The majority of medical experts on a Food & Drug Administration (FDA) advisory panel voted on Friday to recommend that the agency reconsider its approval of the Wingspan Brain Stent. According to a Reuters report, most on the panel agreed that the benefits of the Wingspan Stent did not outweigh its risks, and that device has the potential to cause more harm in patients than traditional anti-clotting drug therapies.
The controversial Wingspan Brain Stent, approved for patients who have had one stroke and are at risk for additional strokes, has been marketed since 2005. The device was originally developed by Boston Scientific, but acquired by Stryker last year. Its 2005 approval was based on a single, uncontrolled study just 45 patients and was not designed to demonstrate whether the Wingspan Stent was more effective or even safer than medical therapy alone.

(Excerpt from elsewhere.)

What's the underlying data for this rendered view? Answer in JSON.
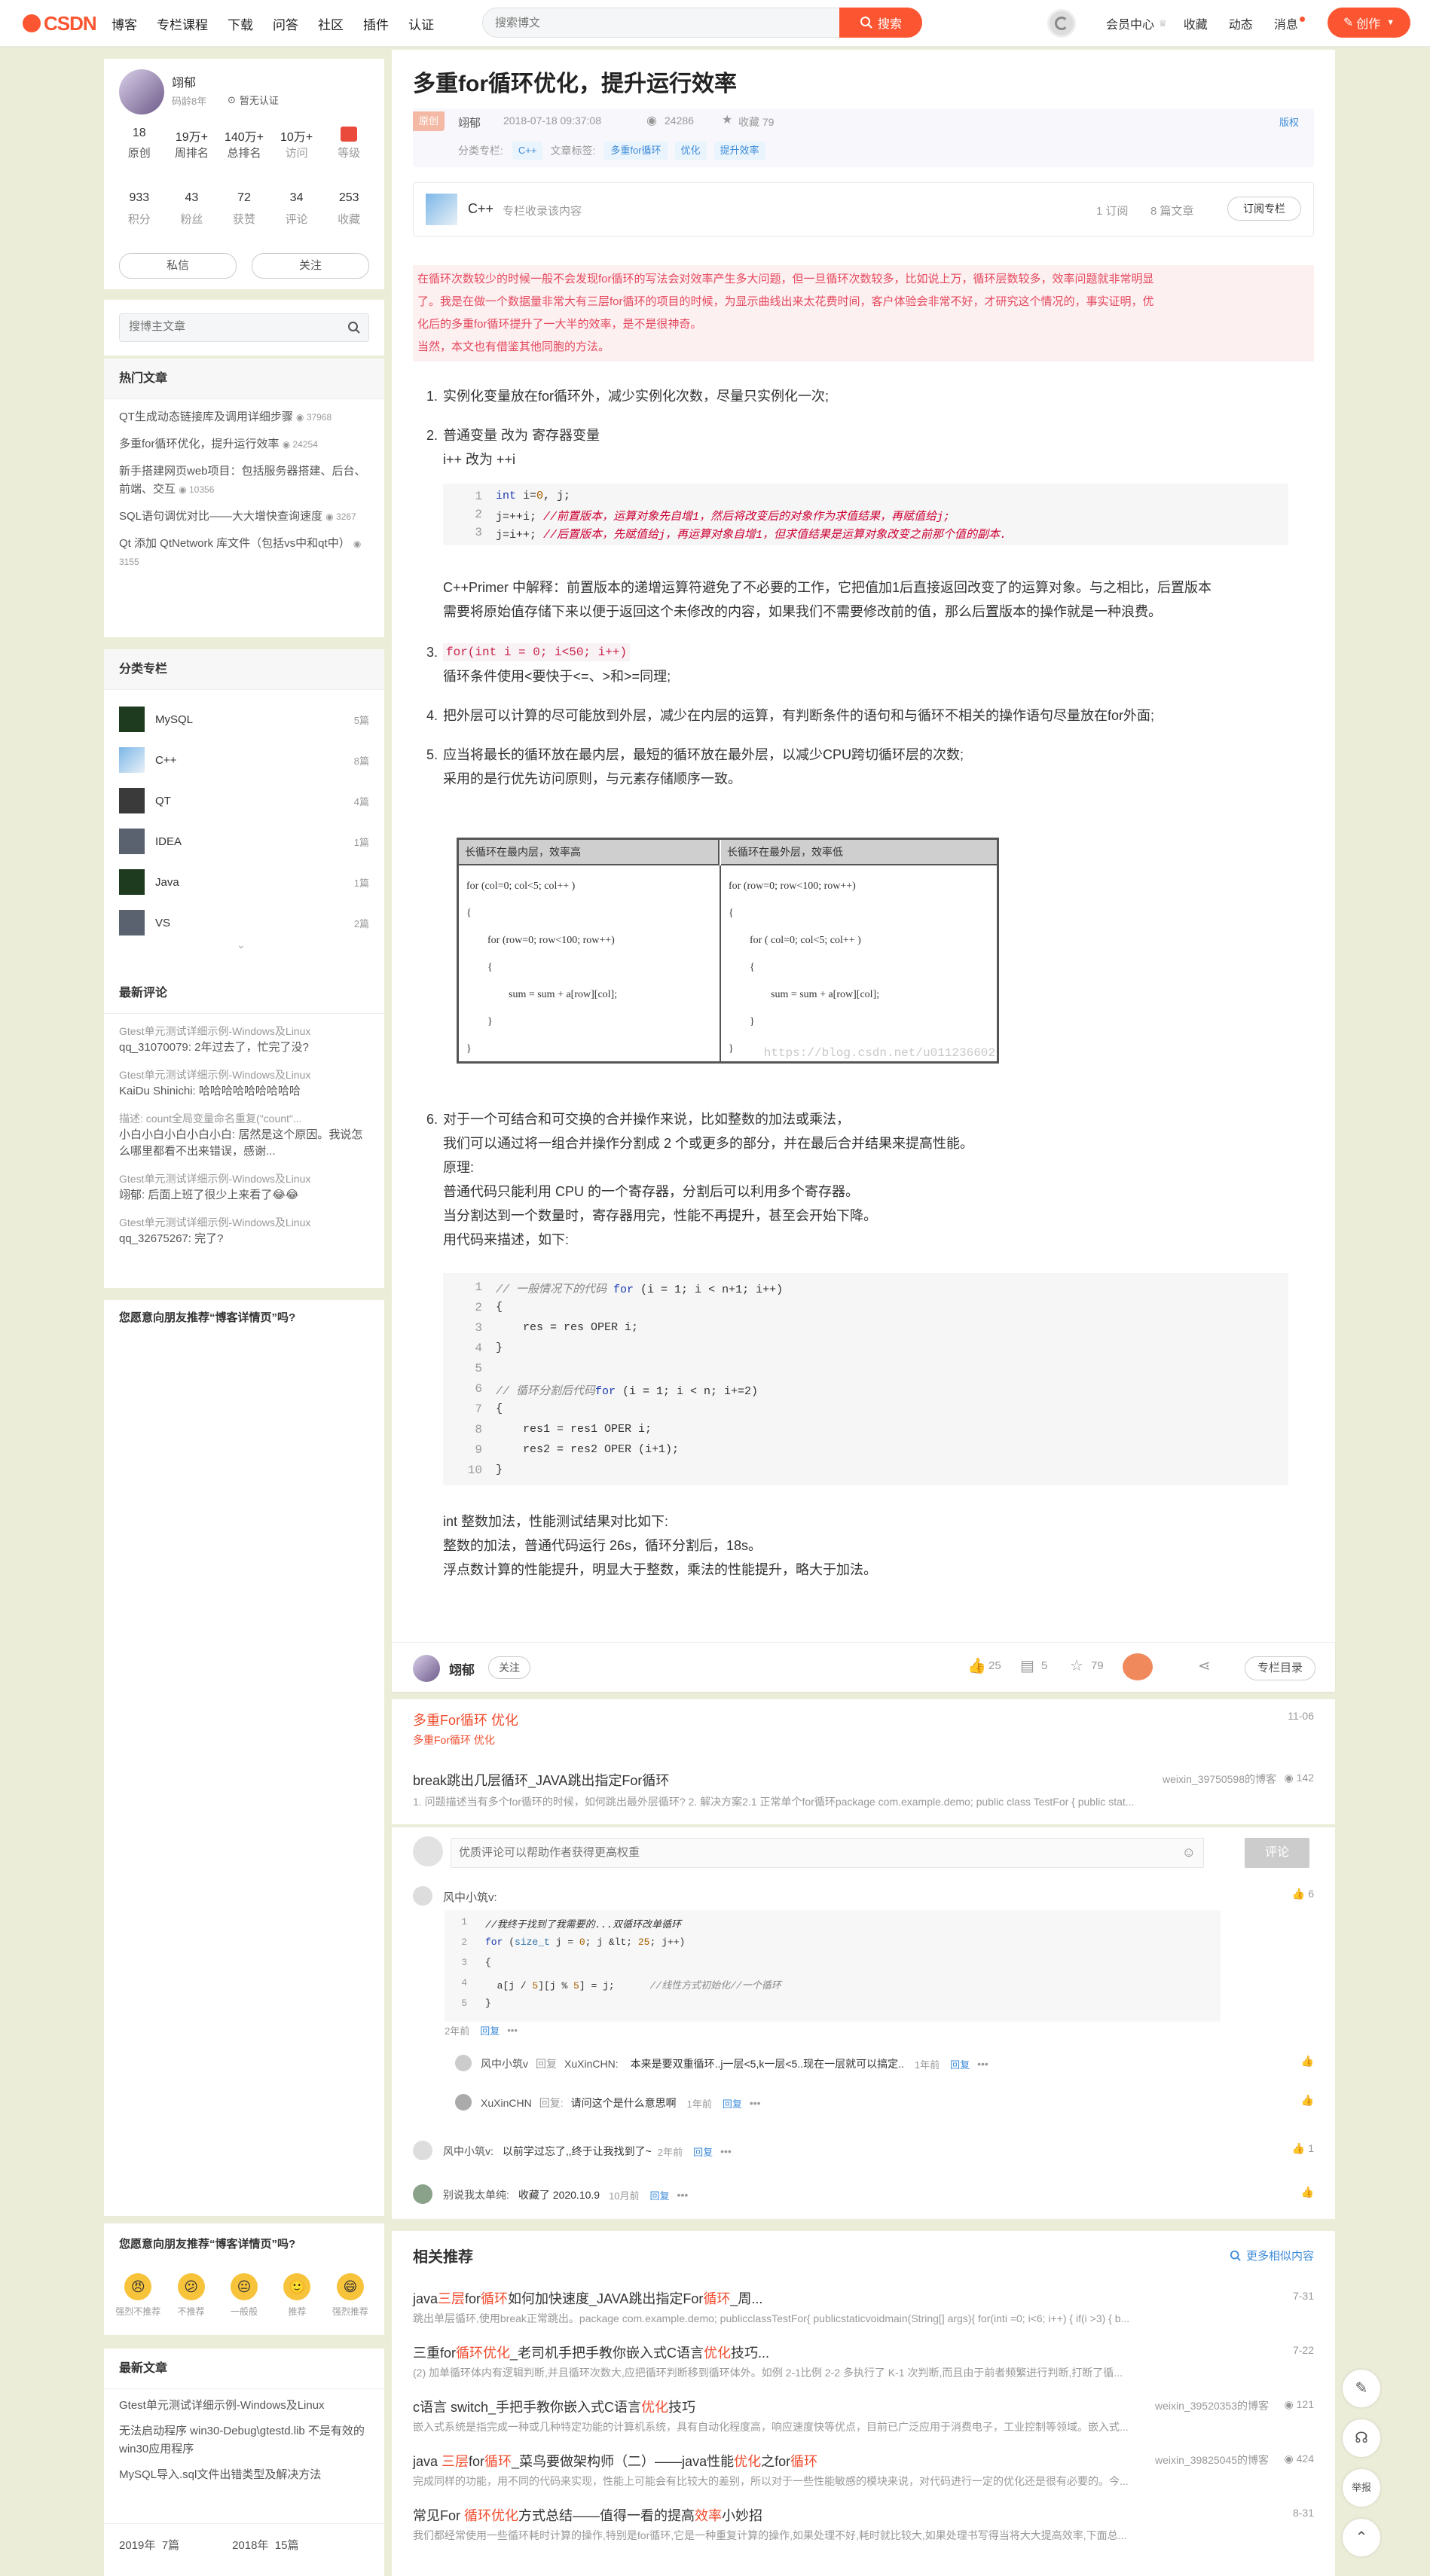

The FDA allowed Boston Scientific to apply for the Wingspan‘s approval under its Humanitarian Device Exemption program, which allows for clearance without proof that a device is safe or effective. Such approvals are allowed if a device addresses rare disease or condition and the manufacture can show development costs could exceed its financial returns for diseases affecting small patient populations. According to Reuters, the Wingspan Stent is the only system currently approved by the FDA for certain high-risk stroke patient.
Concerns about the safety of the Wingspan Brain Stent mounted last year, after a study published in the New England Journal of Medicine found patients who had received the device were found to have a 2.5-fold increase in stroke or death compared to those treated with blood-thinning medications. The study was halted early because of those findings, and prompted the group, Public Citizen, to call for a recall of the Wingspan Brain Stent.

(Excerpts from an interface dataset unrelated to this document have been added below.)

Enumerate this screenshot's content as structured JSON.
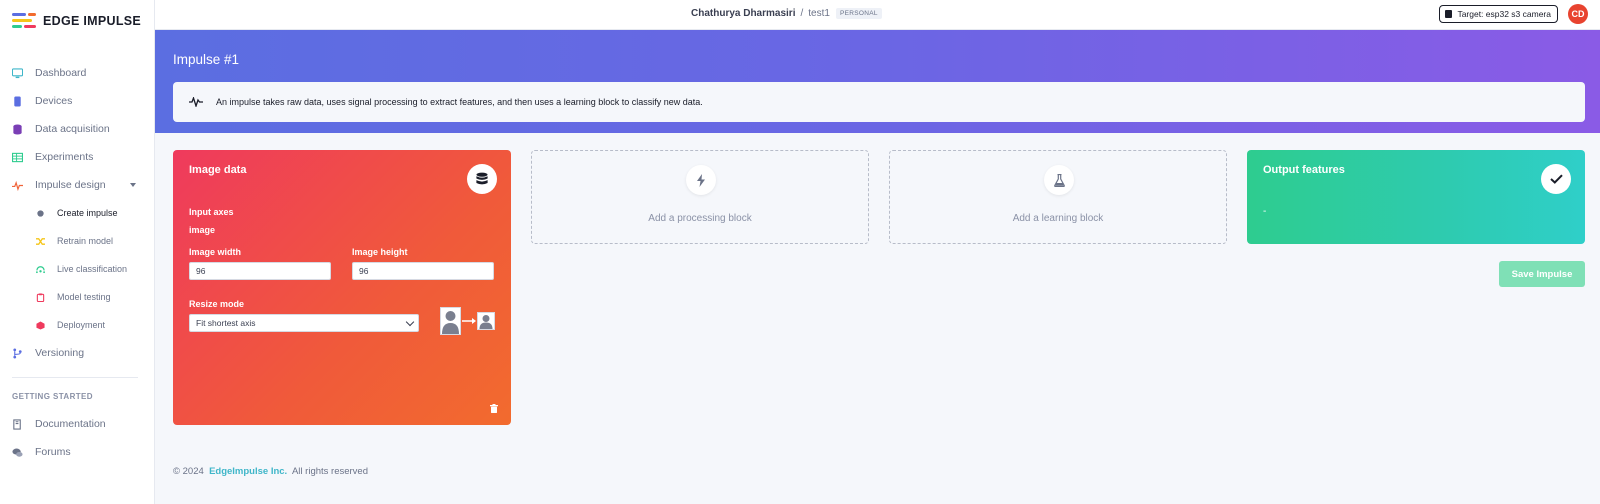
{
  "brand": {
    "name": "EDGE IMPULSE"
  },
  "sidebar": {
    "items": [
      {
        "label": "Dashboard",
        "icon": "monitor-icon",
        "color": "#3fb6c9"
      },
      {
        "label": "Devices",
        "icon": "device-icon",
        "color": "#5b6ee1"
      },
      {
        "label": "Data acquisition",
        "icon": "database-icon",
        "color": "#7a3fb5"
      },
      {
        "label": "Experiments",
        "icon": "table-icon",
        "color": "#2ecc8f"
      },
      {
        "label": "Impulse design",
        "icon": "pulse-icon",
        "color": "#f0643a"
      }
    ],
    "sub_items": [
      {
        "label": "Create impulse",
        "icon": "dot-icon",
        "color": "#6b7388"
      },
      {
        "label": "Retrain model",
        "icon": "shuffle-icon",
        "color": "#f5c518"
      },
      {
        "label": "Live classification",
        "icon": "signal-icon",
        "color": "#2ecc8f"
      },
      {
        "label": "Model testing",
        "icon": "clipboard-icon",
        "color": "#ef3a5d"
      },
      {
        "label": "Deployment",
        "icon": "cube-icon",
        "color": "#ef3a5d"
      }
    ],
    "versioning": {
      "label": "Versioning",
      "icon": "branch-icon",
      "color": "#5b6ee1"
    },
    "section_title": "GETTING STARTED",
    "footer_items": [
      {
        "label": "Documentation",
        "icon": "book-icon"
      },
      {
        "label": "Forums",
        "icon": "chat-icon"
      }
    ]
  },
  "topbar": {
    "user": "Chathurya Dharmasiri",
    "separator": "/",
    "project": "test1",
    "badge": "PERSONAL",
    "target_label": "Target: esp32 s3 camera",
    "avatar_initials": "CD"
  },
  "banner": {
    "title": "Impulse #1",
    "info": "An impulse takes raw data, uses signal processing to extract features, and then uses a learning block to classify new data."
  },
  "image_block": {
    "title": "Image data",
    "input_axes_label": "Input axes",
    "input_axes_value": "image",
    "width_label": "Image width",
    "width_value": "96",
    "height_label": "Image height",
    "height_value": "96",
    "resize_label": "Resize mode",
    "resize_value": "Fit shortest axis"
  },
  "processing_block": {
    "label": "Add a processing block"
  },
  "learning_block": {
    "label": "Add a learning block"
  },
  "output_block": {
    "title": "Output features",
    "value": "-"
  },
  "save_button": "Save Impulse",
  "footer": {
    "copyright": "© 2024",
    "company": "EdgeImpulse Inc.",
    "rights": "All rights reserved"
  }
}
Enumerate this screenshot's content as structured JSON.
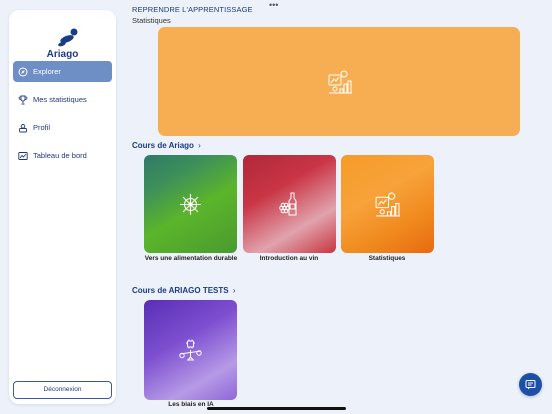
{
  "sidebar": {
    "brand": "Ariago",
    "items": [
      {
        "label": "Explorer",
        "icon": "compass-icon",
        "active": true
      },
      {
        "label": "Mes statistiques",
        "icon": "trophy-icon",
        "active": false
      },
      {
        "label": "Profil",
        "icon": "profile-icon",
        "active": false
      },
      {
        "label": "Tableau de bord",
        "icon": "chart-icon",
        "active": false
      }
    ],
    "logout_label": "Déconnexion"
  },
  "resume": {
    "title": "REPRENDRE L'APPRENTISSAGE",
    "subtitle": "Statistiques",
    "card_color": "#f7ad52",
    "icon": "statistics-icon"
  },
  "sections": [
    {
      "title": "Cours de Ariago",
      "courses": [
        {
          "label": "Vers une alimentation durable",
          "icon": "food-wheel-icon",
          "color": "#4a9a30"
        },
        {
          "label": "Introduction au vin",
          "icon": "wine-icon",
          "color": "#c93545"
        },
        {
          "label": "Statistiques",
          "icon": "statistics-icon",
          "color": "#f59b28"
        }
      ]
    },
    {
      "title": "Cours de ARIAGO TESTS",
      "courses": [
        {
          "label": "Les biais en IA",
          "icon": "ai-balance-icon",
          "color": "#7d4fd0"
        }
      ]
    }
  ],
  "accent": "#1d4fa8"
}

Following the release of the study, the FDA decided to convene the 16-member panel that met Friday. The agency asked the group to determine if the benefits of the Wingspan Stent outweigh its risks. According to Reuters, most of the advisors recommended that the FDA reconsider its approval of the device. Most also agreed that Stryker should continue conducting tests of the Wingspan to determine which patients it would most likely benefit.
“I’m sensitive to the humanitarian use, and would like to see all alternatives on the table come last resort,” said Scott Evans, a researcher and teacher at Harvard University.
“But I did not see any data presentation that would leave me to believe the benefits (of Wingspan) would outweigh the potential harms.”
However, according to a Wall Street Journal report, some of the advisors did feel the Wingspan should remain available for especially hard-to-treat patients.
The FDA is not legally required to follow the recommendations of its advisory panels, but usually does so. Options available to the agency including revoking approval of the Wingspan Stent entirely, narrowing its approval to a more limited set of circumstances or requiring Stryker to provide more data to justify its continued availability, the Journal said.